As an example of the discernment, Milicia noted that times of inflation and tightening monetary policy (such as the current one) are usually difficult periods for workers’ compensation. Claims tend to be more numerous and more expensive and last longer. There also tends to be an increase in fraud.
“But we are in a weird situation these days — weird being a technical term — because we also have low unemployment, a tight job market. We’ve never had a recession without high unemployment. So do the current conditions indicate a tough environment for workers’ comp? Maybe not.”
“The models now require adjustment, but that art is a core part of the actuarial role for which we are well equipped.” — Joseph Milicia, chief reserving actuary at QBE North America
Another clarification that Milicia stressed is that social inflation is not a new phenomenon. He cited its use by Warren Buffet in the 1970s.
“It’s being discussed a lot these days, and there is a real delta beyond the Consumer Price Index. But it’s not a new thing; it’s a change in the trajectory. What is important is how we forecast that and figure it into pricing.”
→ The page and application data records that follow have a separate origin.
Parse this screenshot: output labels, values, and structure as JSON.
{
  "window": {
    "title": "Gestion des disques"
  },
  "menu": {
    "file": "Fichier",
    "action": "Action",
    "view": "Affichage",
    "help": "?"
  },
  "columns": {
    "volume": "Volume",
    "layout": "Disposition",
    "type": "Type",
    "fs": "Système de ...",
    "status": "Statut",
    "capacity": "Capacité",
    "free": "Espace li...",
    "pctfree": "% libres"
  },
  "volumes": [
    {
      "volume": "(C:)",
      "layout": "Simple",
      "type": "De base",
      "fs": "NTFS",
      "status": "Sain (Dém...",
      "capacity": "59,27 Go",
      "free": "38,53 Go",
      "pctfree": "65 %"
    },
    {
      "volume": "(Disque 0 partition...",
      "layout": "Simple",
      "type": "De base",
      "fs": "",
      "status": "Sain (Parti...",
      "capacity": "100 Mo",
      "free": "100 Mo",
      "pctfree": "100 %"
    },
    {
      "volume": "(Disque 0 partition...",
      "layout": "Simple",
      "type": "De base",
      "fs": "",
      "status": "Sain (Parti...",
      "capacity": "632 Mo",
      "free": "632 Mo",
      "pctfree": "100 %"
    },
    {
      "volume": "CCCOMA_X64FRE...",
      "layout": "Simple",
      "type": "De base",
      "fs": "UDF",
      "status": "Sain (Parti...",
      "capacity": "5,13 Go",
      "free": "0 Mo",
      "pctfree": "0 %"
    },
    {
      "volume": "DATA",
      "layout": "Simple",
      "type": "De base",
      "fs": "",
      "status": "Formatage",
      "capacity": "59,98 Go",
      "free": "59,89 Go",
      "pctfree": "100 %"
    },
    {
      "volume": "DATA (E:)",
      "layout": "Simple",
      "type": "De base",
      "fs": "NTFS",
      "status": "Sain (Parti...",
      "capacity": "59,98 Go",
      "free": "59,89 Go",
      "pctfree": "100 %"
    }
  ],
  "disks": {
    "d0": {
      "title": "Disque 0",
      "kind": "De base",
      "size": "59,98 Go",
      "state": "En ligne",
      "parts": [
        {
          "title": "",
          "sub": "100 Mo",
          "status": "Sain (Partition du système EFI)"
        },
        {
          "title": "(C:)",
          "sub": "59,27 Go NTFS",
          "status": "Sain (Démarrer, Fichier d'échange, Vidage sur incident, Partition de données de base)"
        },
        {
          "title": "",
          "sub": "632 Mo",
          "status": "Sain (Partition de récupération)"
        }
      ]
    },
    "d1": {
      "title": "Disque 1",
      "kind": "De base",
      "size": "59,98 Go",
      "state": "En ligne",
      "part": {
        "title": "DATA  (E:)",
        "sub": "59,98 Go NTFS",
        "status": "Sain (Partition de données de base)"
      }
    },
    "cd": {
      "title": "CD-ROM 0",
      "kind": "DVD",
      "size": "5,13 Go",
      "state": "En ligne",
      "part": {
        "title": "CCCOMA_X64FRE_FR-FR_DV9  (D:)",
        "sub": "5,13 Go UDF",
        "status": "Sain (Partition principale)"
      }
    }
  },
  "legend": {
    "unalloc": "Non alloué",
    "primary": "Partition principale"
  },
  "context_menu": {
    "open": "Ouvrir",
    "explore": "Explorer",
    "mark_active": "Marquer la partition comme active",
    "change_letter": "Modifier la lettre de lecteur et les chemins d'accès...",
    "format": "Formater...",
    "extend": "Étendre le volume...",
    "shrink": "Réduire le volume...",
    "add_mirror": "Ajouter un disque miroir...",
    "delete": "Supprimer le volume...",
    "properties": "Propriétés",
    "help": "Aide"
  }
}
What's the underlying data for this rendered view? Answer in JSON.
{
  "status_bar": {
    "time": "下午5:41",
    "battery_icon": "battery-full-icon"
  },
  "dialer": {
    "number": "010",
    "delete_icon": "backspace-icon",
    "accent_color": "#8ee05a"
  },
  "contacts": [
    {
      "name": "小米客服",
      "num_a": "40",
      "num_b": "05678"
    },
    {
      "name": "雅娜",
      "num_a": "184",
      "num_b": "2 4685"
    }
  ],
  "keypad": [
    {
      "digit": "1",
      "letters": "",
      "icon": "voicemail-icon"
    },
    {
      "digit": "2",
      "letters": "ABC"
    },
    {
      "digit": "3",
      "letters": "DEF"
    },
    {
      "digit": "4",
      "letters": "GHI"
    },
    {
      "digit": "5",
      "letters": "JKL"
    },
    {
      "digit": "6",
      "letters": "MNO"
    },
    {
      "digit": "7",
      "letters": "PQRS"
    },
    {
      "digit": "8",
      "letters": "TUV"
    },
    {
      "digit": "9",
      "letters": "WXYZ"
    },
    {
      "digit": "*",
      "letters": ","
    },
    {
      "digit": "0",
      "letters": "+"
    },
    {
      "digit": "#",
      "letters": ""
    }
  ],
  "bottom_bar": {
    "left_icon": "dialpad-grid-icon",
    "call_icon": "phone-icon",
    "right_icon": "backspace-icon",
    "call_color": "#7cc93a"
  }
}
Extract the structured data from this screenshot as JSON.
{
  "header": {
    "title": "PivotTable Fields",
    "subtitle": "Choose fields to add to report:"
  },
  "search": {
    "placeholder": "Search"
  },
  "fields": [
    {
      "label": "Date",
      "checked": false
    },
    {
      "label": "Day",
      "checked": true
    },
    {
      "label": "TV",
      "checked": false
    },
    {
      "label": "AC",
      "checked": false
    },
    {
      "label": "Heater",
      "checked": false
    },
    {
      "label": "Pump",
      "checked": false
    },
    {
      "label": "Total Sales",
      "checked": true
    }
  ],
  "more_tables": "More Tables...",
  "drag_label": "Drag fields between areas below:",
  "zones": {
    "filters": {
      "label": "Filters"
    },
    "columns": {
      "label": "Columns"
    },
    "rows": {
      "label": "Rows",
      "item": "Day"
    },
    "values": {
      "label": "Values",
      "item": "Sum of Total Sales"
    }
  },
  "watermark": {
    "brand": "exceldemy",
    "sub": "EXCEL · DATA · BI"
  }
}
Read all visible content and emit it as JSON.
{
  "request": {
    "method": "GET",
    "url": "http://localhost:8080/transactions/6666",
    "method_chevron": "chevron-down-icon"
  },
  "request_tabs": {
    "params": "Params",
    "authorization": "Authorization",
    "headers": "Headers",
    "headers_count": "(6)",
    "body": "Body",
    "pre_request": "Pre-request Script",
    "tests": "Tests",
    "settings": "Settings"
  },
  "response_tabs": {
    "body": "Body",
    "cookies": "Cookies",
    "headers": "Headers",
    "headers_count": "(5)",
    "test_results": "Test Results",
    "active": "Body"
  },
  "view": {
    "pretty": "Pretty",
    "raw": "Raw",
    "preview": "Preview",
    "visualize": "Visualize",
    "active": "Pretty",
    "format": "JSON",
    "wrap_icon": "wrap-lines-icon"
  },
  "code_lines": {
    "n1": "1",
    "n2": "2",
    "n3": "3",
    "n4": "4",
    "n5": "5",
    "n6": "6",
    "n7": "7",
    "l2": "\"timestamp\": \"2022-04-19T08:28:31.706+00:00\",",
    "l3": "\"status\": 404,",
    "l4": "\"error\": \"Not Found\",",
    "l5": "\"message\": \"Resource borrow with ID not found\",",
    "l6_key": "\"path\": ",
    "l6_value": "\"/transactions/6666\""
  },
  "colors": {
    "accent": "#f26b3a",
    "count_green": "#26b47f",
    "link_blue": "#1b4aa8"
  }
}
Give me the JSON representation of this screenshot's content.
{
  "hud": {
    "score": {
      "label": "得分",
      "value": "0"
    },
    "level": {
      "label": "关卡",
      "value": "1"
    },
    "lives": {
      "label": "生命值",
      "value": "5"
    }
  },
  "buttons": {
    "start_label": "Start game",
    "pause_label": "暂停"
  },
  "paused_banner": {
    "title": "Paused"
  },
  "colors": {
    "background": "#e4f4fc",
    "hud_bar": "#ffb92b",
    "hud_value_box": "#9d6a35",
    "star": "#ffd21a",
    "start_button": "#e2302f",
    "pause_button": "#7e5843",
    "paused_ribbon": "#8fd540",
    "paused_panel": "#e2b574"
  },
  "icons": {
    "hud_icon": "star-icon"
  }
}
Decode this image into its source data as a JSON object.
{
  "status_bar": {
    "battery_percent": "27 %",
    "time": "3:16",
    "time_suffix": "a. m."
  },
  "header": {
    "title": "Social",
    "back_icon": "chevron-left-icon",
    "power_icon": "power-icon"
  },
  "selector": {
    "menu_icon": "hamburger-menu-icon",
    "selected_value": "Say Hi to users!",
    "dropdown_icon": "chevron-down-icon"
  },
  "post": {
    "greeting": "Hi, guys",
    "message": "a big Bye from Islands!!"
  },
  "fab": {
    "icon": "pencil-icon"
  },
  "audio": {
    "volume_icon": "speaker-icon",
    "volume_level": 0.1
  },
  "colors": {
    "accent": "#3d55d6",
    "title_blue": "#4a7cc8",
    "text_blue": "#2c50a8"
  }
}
One factor often considered a significant driver of social inflation is the acceleration of big jury awards. While those are notable, Milicia added that “those vary jury to jury and jurisdiction to jurisdiction. Certain types of injuries tend to lead to higher awards. Some of it is clearly psychological: Higher verdicts set precedents. Some of it seems to be random.”
In any case, “we have planned for social inflation for many years at QBE,” said Milicia. “We adjust pricing and we collaborate within the organization, among actuaries, claims and underwriting.”
As an overly simplified example, he noted that during the pandemic, claims were lower in many lines. “In some insurance companies, underwriters could say claims are down, so we can reduce reserves and write more business. But actuaries know that claims were not down; they were just delayed.
“That is why it is so important to collaborate across disciplines and across the organization,” Milicia continued.
“That applies to case reserves, discovery, and through settlement, closure and adjudication. We take feedback from adjusters and claims managers and provide feedback to underwriters. Viewing the process holistically is how you don’t make the mistake of taking delayed news for good news.”
That is the role of the actuary, Milicia reiterated. “We are actually good at operating at these times of uncertainty. We observe, adjust and manage, because overcorrecting tends to exacerbate a situation. Being a good trading partner means being stable and reliable, not being wildly volatile.” &